I remember my younger self reading sci-fi and devouring books about kids in space or Philip K Dick stories with their bleak outlook that has stayed with me for life, this was well before the genre Climate Fiction was coined. The thing to remember is that kids are passionate about what they are interested in and lock on to that. It was fun to write and I hope enjoy it too.
An extract from Mission Longshot here
Meanwhile – take a look at a novel I finished last Christmas. We Feel Your Pain might seem like offbeat crime fiction but I suspect it’s more a character study about unlikely people drawn to each other to feel safer and more secure. But what do I know; I’m just the writer.
The Repossession of Genie Magee
returns in a new Kindle & print edition
Combining the elements of science fiction, mystery and supernatural, it is definitely one of the best, and most fascinating, debut novels I've ever read. more
The Hunting of Genie Magee
returns in a new Kindle edition
Genie and Rian must flee down the river with a $10,000 price on their heads. They must fight for their right to exist. more
||'We Feel Your Pain' by Sam Hawksmoor
ISBN-13: 979-8699087693 Published by Hammer & Tong December 2020
Print or Kindle from Amazon
Reviews: '...a captivating adventure which could be compared to a Roald Dahl tale filmed by Wes Anderson ...where rythm,wit,humour and punchy dialogue mix with irrepressible, warm sentiment...'
'I really enjoyed living with Delaney, Asha and Maria. And I particularly revelled in that obedient and loving dog, Rufus. They were lovely characters and it was a good story. The author evokes amazing, vivid pictures'. 2. 10. 2021
Delaney and Asha run the Office of Berg City Oversight. Their role is to expose the scams, keep the city safe from unscrupulous people. When something looks too good to be true – it’s a scam, right? But what if the scam works? What kind of scam is that? When Delaney finds himself left for dead at the bottom of a cliff he gets the message - someone doesn't want him near their honeypot.
The Sara Troy interview with Sam Hawksmoor 1.12.21
About the Writing of Girl with Cat Blue here

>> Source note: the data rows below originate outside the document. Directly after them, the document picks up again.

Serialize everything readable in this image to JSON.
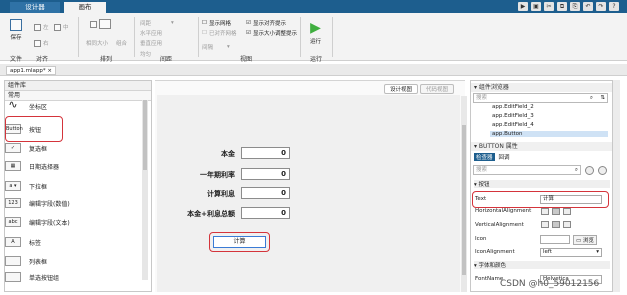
{
  "toolstrip": {
    "tabs": [
      "设计器",
      "画布"
    ],
    "groups": [
      "文件",
      "对齐",
      "排列",
      "间距",
      "视图",
      "运行"
    ],
    "file_buttons": [
      "保存"
    ],
    "align_buttons": [
      "左",
      "中",
      "右"
    ],
    "arrange_buttons": [
      "相同大小",
      "组合"
    ],
    "spacing_items": [
      "间距",
      "水平应用",
      "垂直应用",
      "均匀"
    ],
    "view_items": [
      "显示网格",
      "已对齐网格",
      "间隔",
      "显示对齐提示",
      "显示大小调整提示"
    ],
    "run_label": "运行"
  },
  "file_tab": "app1.mlapp* ×",
  "component_library": {
    "title": "组件库",
    "section": "常用",
    "items": [
      "坐标区",
      "按钮",
      "复选框",
      "日期选择器",
      "下拉框",
      "编辑字段(数值)",
      "编辑字段(文本)",
      "标签",
      "列表框",
      "单选按钮组"
    ],
    "icons": [
      "axes-icon",
      "button-icon",
      "checkbox-icon",
      "date-picker-icon",
      "dropdown-icon",
      "numeric-field-icon",
      "text-field-icon",
      "label-icon",
      "listbox-icon",
      "radio-group-icon"
    ],
    "icon_text": [
      "",
      "Button",
      "✓",
      "▦",
      "a ▾",
      "123",
      "abc",
      "A",
      "",
      ""
    ]
  },
  "canvas": {
    "view_tabs": [
      "设计视图",
      "代码视图"
    ],
    "fields": [
      {
        "label": "本金",
        "value": "0"
      },
      {
        "label": "一年期利率",
        "value": "0"
      },
      {
        "label": "计算利息",
        "value": "0"
      },
      {
        "label": "本金+利息总额",
        "value": "0"
      }
    ],
    "button_text": "计算"
  },
  "browser": {
    "title": "组件浏览器",
    "search_placeholder": "搜索",
    "tree_items": [
      "app.EditField_2",
      "app.EditField_3",
      "app.EditField_4",
      "app.Button"
    ],
    "selected_index": 3
  },
  "inspector": {
    "title": "BUTTON 属性",
    "tabs": [
      "检查器",
      "回调"
    ],
    "search_placeholder": "搜索",
    "section_button": "按钮",
    "rows": [
      {
        "label": "Text",
        "value": "计算"
      },
      {
        "label": "HorizontalAlignment",
        "value": ""
      },
      {
        "label": "VerticalAlignment",
        "value": ""
      },
      {
        "label": "Icon",
        "value": "",
        "browse": "浏览"
      },
      {
        "label": "IconAlignment",
        "value": "left"
      }
    ],
    "section_font": "字体和颜色",
    "font_row": {
      "label": "FontName",
      "value": "Helvetica"
    }
  },
  "watermark": "CSDN @h0_59012156"
}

More about Sam Hawksmoor and his writing background here
Hammer &Tong (UK) is a small indie publisher of Sam Hawksmoor's books
Based in Lincolnshire - all messages via Sam Hawksmoor contact page
* Background research on anti-gravity here -
**Thinkpiece: What if you read a book you loved and never told anyone, especially the writer? more
What did you want to be when you were a child?.... more
One question I used to dislike the most when a kid was ‘what do you want to be when you grow up?’
Kindle ebook for The Heaviness - Sam in Canada
More Background to Genie Magee's world. Search and you'll find some extra stories about the main characters.
* If you write me on old fashioned email, I do check and will write back as soon as I can. see Contact
'Terrifying alternative outcome to WW2 - the Blitz brought vividly to life.'
of Tomas D
Tomas accidentally goes back in time to London in the Blitz. Captured and tortured for what he knows about the war... WW11 abruptly ends in 1941.
The day after Tomas disappears, his girlfriend Gabriella wakes up to realise she's the only one who remembers that Germany was supposed to have lost the war... Sample Chapter here
of Genie Magee (Book Three)
Someone with a grudge wants Genie dead. Rian is kidnapped and forced to do experiments. Genie and Renée have just 36 hours to find Rian or he dies - but the one person who can help is aleady dead. Gravity isn't the only thing that can pull you down...
'The best Genie Magee story left till last. It might just break your heart.'